### EXERCISE MATERIALS ###

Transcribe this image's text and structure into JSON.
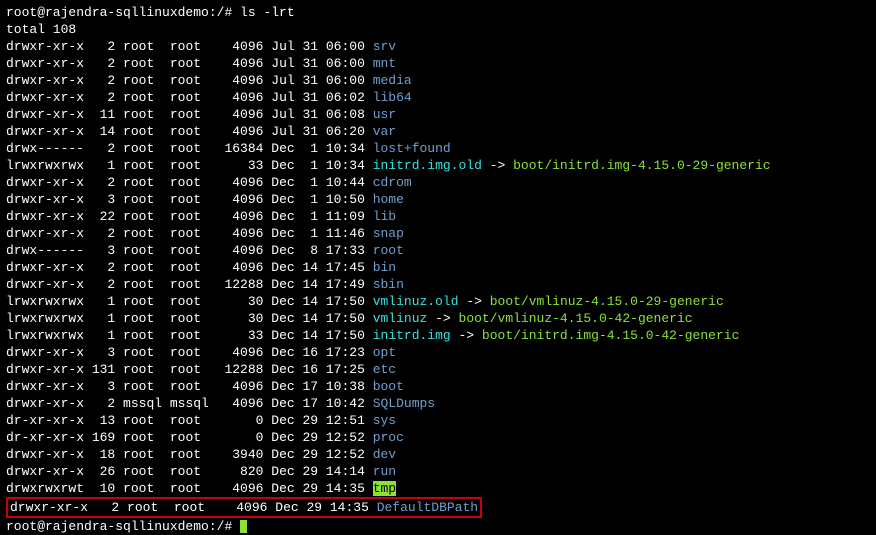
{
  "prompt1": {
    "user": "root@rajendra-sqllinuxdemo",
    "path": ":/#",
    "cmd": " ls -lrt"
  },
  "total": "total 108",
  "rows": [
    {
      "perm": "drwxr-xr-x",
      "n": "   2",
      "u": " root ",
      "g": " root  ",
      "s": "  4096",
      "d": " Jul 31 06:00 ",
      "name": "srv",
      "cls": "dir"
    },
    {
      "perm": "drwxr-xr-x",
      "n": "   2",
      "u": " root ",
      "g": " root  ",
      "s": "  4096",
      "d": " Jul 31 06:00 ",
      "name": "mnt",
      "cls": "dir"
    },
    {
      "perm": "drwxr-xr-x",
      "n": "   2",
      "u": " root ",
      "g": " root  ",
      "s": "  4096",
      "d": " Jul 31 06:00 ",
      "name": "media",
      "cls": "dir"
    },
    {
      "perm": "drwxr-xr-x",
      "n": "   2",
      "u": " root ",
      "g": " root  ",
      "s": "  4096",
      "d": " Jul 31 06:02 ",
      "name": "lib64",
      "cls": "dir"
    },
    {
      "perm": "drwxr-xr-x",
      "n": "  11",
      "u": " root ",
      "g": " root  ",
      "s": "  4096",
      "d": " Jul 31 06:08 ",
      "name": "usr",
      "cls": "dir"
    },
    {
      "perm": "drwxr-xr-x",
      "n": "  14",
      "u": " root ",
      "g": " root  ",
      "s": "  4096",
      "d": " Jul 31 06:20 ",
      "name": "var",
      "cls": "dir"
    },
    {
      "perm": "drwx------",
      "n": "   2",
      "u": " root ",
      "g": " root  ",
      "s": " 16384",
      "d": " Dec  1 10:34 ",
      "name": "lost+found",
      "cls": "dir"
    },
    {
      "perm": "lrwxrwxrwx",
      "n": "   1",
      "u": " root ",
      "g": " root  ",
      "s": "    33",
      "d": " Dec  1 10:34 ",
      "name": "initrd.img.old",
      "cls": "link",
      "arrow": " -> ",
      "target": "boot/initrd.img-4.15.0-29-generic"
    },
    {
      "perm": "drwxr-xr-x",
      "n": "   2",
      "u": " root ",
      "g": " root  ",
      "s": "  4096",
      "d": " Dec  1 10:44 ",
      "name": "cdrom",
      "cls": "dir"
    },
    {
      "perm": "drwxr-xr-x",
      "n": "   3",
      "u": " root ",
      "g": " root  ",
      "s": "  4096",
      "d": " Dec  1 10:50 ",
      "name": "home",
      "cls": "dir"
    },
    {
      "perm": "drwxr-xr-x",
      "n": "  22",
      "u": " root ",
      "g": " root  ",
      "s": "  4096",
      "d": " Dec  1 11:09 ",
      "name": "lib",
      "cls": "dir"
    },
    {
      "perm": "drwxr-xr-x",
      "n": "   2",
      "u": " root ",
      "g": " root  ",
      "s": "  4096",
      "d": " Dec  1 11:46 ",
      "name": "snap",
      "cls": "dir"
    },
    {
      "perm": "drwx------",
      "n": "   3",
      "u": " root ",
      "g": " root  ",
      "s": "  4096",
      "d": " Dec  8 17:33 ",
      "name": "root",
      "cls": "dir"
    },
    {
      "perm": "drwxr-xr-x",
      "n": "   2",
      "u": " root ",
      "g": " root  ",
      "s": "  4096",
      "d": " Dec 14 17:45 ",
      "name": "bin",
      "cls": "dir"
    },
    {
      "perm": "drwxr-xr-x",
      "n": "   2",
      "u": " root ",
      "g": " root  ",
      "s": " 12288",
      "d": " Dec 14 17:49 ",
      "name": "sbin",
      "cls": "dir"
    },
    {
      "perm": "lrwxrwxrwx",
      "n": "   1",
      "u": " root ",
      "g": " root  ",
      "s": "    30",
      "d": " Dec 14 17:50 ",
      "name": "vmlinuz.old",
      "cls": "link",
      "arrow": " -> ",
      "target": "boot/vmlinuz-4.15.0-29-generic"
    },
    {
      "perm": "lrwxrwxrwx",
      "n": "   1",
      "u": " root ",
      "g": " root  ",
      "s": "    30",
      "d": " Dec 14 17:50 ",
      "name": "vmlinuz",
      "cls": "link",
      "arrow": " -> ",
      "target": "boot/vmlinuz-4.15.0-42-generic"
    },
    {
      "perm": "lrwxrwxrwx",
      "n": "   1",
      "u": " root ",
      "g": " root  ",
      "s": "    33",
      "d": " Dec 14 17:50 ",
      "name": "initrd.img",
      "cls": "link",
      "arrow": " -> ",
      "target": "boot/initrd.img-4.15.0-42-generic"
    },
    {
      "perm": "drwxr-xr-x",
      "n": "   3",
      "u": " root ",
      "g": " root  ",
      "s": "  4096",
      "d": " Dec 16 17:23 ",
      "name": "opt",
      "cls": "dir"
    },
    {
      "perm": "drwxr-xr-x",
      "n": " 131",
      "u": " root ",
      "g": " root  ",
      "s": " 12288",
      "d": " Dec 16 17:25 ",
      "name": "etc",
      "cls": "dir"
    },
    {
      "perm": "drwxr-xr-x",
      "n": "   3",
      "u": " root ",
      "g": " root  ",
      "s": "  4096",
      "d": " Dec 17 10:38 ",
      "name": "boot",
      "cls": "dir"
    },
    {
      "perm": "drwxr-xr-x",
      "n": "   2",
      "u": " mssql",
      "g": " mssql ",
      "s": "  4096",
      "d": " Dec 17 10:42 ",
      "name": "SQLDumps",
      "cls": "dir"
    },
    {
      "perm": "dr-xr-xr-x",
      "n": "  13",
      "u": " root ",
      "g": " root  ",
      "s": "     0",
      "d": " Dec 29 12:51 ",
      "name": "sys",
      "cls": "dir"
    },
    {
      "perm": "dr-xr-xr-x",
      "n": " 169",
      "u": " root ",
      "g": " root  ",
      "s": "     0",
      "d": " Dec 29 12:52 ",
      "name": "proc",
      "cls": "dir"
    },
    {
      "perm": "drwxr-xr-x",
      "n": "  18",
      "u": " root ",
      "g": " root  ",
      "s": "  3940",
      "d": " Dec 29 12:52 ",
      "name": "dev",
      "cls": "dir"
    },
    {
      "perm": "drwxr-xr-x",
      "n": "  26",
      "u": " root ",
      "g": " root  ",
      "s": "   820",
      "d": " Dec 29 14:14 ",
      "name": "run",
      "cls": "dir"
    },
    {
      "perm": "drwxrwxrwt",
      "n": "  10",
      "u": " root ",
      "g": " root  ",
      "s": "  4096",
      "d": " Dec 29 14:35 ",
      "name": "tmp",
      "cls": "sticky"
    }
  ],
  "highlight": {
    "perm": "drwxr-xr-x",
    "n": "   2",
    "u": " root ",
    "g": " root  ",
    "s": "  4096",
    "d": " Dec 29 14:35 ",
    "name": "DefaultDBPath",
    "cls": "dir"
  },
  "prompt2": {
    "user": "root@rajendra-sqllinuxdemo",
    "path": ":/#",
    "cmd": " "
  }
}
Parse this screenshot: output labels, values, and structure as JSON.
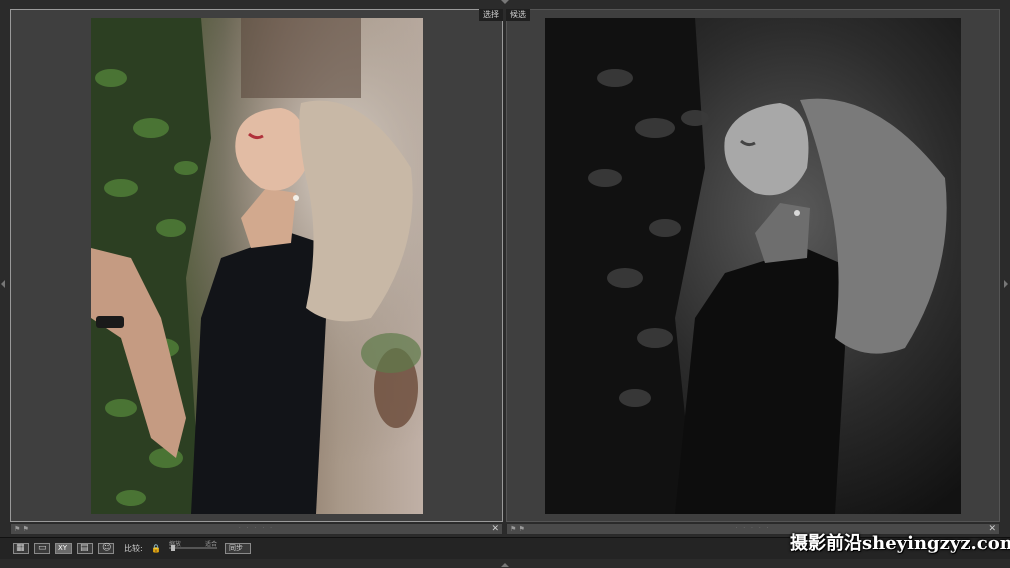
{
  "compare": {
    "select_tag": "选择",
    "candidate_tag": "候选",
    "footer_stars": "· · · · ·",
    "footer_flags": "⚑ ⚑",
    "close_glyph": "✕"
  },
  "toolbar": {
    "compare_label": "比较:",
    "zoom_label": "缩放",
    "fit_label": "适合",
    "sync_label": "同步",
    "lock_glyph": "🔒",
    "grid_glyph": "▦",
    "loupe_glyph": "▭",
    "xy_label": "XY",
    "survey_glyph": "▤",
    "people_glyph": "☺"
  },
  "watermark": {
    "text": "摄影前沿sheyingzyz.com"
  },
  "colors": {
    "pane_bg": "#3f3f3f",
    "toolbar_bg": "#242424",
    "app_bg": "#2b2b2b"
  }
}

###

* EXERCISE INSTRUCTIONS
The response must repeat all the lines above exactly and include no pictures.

* RESPONSE AREA
Transcribe this image's text and structure into JSON.
{
  "prompt1": {
    "user": "root@rajendra-sqllinuxdemo",
    "path": ":/#",
    "cmd": " ls -lrt"
  },
  "total": "total 108",
  "rows": [
    {
      "perm": "drwxr-xr-x",
      "n": "   2",
      "u": " root ",
      "g": " root  ",
      "s": "  4096",
      "d": " Jul 31 06:00 ",
      "name": "srv",
      "cls": "dir"
    },
    {
      "perm": "drwxr-xr-x",
      "n": "   2",
      "u": " root ",
      "g": " root  ",
      "s": "  4096",
      "d": " Jul 31 06:00 ",
      "name": "mnt",
      "cls": "dir"
    },
    {
      "perm": "drwxr-xr-x",
      "n": "   2",
      "u": " root ",
      "g": " root  ",
      "s": "  4096",
      "d": " Jul 31 06:00 ",
      "name": "media",
      "cls": "dir"
    },
    {
      "perm": "drwxr-xr-x",
      "n": "   2",
      "u": " root ",
      "g": " root  ",
      "s": "  4096",
      "d": " Jul 31 06:02 ",
      "name": "lib64",
      "cls": "dir"
    },
    {
      "perm": "drwxr-xr-x",
      "n": "  11",
      "u": " root ",
      "g": " root  ",
      "s": "  4096",
      "d": " Jul 31 06:08 ",
      "name": "usr",
      "cls": "dir"
    },
    {
      "perm": "drwxr-xr-x",
      "n": "  14",
      "u": " root ",
      "g": " root  ",
      "s": "  4096",
      "d": " Jul 31 06:20 ",
      "name": "var",
      "cls": "dir"
    },
    {
      "perm": "drwx------",
      "n": "   2",
      "u": " root ",
      "g": " root  ",
      "s": " 16384",
      "d": " Dec  1 10:34 ",
      "name": "lost+found",
      "cls": "dir"
    },
    {
      "perm": "lrwxrwxrwx",
      "n": "   1",
      "u": " root ",
      "g": " root  ",
      "s": "    33",
      "d": " Dec  1 10:34 ",
      "name": "initrd.img.old",
      "cls": "link",
      "arrow": " -> ",
      "target": "boot/initrd.img-4.15.0-29-generic"
    },
    {
      "perm": "drwxr-xr-x",
      "n": "   2",
      "u": " root ",
      "g": " root  ",
      "s": "  4096",
      "d": " Dec  1 10:44 ",
      "name": "cdrom",
      "cls": "dir"
    },
    {
      "perm": "drwxr-xr-x",
      "n": "   3",
      "u": " root ",
      "g": " root  ",
      "s": "  4096",
      "d": " Dec  1 10:50 ",
      "name": "home",
      "cls": "dir"
    },
    {
      "perm": "drwxr-xr-x",
      "n": "  22",
      "u": " root ",
      "g": " root  ",
      "s": "  4096",
      "d": " Dec  1 11:09 ",
      "name": "lib",
      "cls": "dir"
    },
    {
      "perm": "drwxr-xr-x",
      "n": "   2",
      "u": " root ",
      "g": " root  ",
      "s": "  4096",
      "d": " Dec  1 11:46 ",
      "name": "snap",
      "cls": "dir"
    },
    {
      "perm": "drwx------",
      "n": "   3",
      "u": " root ",
      "g": " root  ",
      "s": "  4096",
      "d": " Dec  8 17:33 ",
      "name": "root",
      "cls": "dir"
    },
    {
      "perm": "drwxr-xr-x",
      "n": "   2",
      "u": " root ",
      "g": " root  ",
      "s": "  4096",
      "d": " Dec 14 17:45 ",
      "name": "bin",
      "cls": "dir"
    },
    {
      "perm": "drwxr-xr-x",
      "n": "   2",
      "u": " root ",
      "g": " root  ",
      "s": " 12288",
      "d": " Dec 14 17:49 ",
      "name": "sbin",
      "cls": "dir"
    },
    {
      "perm": "lrwxrwxrwx",
      "n": "   1",
      "u": " root ",
      "g": " root  ",
      "s": "    30",
      "d": " Dec 14 17:50 ",
      "name": "vmlinuz.old",
      "cls": "link",
      "arrow": " -> ",
      "target": "boot/vmlinuz-4.15.0-29-generic"
    },
    {
      "perm": "lrwxrwxrwx",
      "n": "   1",
      "u": " root ",
      "g": " root  ",
      "s": "    30",
      "d": " Dec 14 17:50 ",
      "name": "vmlinuz",
      "cls": "link",
      "arrow": " -> ",
      "target": "boot/vmlinuz-4.15.0-42-generic"
    },
    {
      "perm": "lrwxrwxrwx",
      "n": "   1",
      "u": " root ",
      "g": " root  ",
      "s": "    33",
      "d": " Dec 14 17:50 ",
      "name": "initrd.img",
      "cls": "link",
      "arrow": " -> ",
      "target": "boot/initrd.img-4.15.0-42-generic"
    },
    {
      "perm": "drwxr-xr-x",
      "n": "   3",
      "u": " root ",
      "g": " root  ",
      "s": "  4096",
      "d": " Dec 16 17:23 ",
      "name": "opt",
      "cls": "dir"
    },
    {
      "perm": "drwxr-xr-x",
      "n": " 131",
      "u": " root ",
      "g": " root  ",
      "s": " 12288",
      "d": " Dec 16 17:25 ",
      "name": "etc",
      "cls": "dir"
    },
    {
      "perm": "drwxr-xr-x",
      "n": "   3",
      "u": " root ",
      "g": " root  ",
      "s": "  4096",
      "d": " Dec 17 10:38 ",
      "name": "boot",
      "cls": "dir"
    },
    {
      "perm": "drwxr-xr-x",
      "n": "   2",
      "u": " mssql",
      "g": " mssql ",
      "s": "  4096",
      "d": " Dec 17 10:42 ",
      "name": "SQLDumps",
      "cls": "dir"
    },
    {
      "perm": "dr-xr-xr-x",
      "n": "  13",
      "u": " root ",
      "g": " root  ",
      "s": "     0",
      "d": " Dec 29 12:51 ",
      "name": "sys",
      "cls": "dir"
    },
    {
      "perm": "dr-xr-xr-x",
      "n": " 169",
      "u": " root ",
      "g": " root  ",
      "s": "     0",
      "d": " Dec 29 12:52 ",
      "name": "proc",
      "cls": "dir"
    },
    {
      "perm": "drwxr-xr-x",
      "n": "  18",
      "u": " root ",
      "g": " root  ",
      "s": "  3940",
      "d": " Dec 29 12:52 ",
      "name": "dev",
      "cls": "dir"
    },
    {
      "perm": "drwxr-xr-x",
      "n": "  26",
      "u": " root ",
      "g": " root  ",
      "s": "   820",
      "d": " Dec 29 14:14 ",
      "name": "run",
      "cls": "dir"
    },
    {
      "perm": "drwxrwxrwt",
      "n": "  10",
      "u": " root ",
      "g": " root  ",
      "s": "  4096",
      "d": " Dec 29 14:35 ",
      "name": "tmp",
      "cls": "sticky"
    }
  ],
  "highlight": {
    "perm": "drwxr-xr-x",
    "n": "   2",
    "u": " root ",
    "g": " root  ",
    "s": "  4096",
    "d": " Dec 29 14:35 ",
    "name": "DefaultDBPath",
    "cls": "dir"
  },
  "prompt2": {
    "user": "root@rajendra-sqllinuxdemo",
    "path": ":/#",
    "cmd": " "
  }
}
Parse this screenshot: output labels, values, and structure as JSON.
{
  "compare": {
    "select_tag": "选择",
    "candidate_tag": "候选",
    "footer_stars": "· · · · ·",
    "footer_flags": "⚑ ⚑",
    "close_glyph": "✕"
  },
  "toolbar": {
    "compare_label": "比较:",
    "zoom_label": "缩放",
    "fit_label": "适合",
    "sync_label": "同步",
    "lock_glyph": "🔒",
    "grid_glyph": "▦",
    "loupe_glyph": "▭",
    "xy_label": "XY",
    "survey_glyph": "▤",
    "people_glyph": "☺"
  },
  "watermark": {
    "text": "摄影前沿sheyingzyz.com"
  },
  "colors": {
    "pane_bg": "#3f3f3f",
    "toolbar_bg": "#242424",
    "app_bg": "#2b2b2b"
  }
}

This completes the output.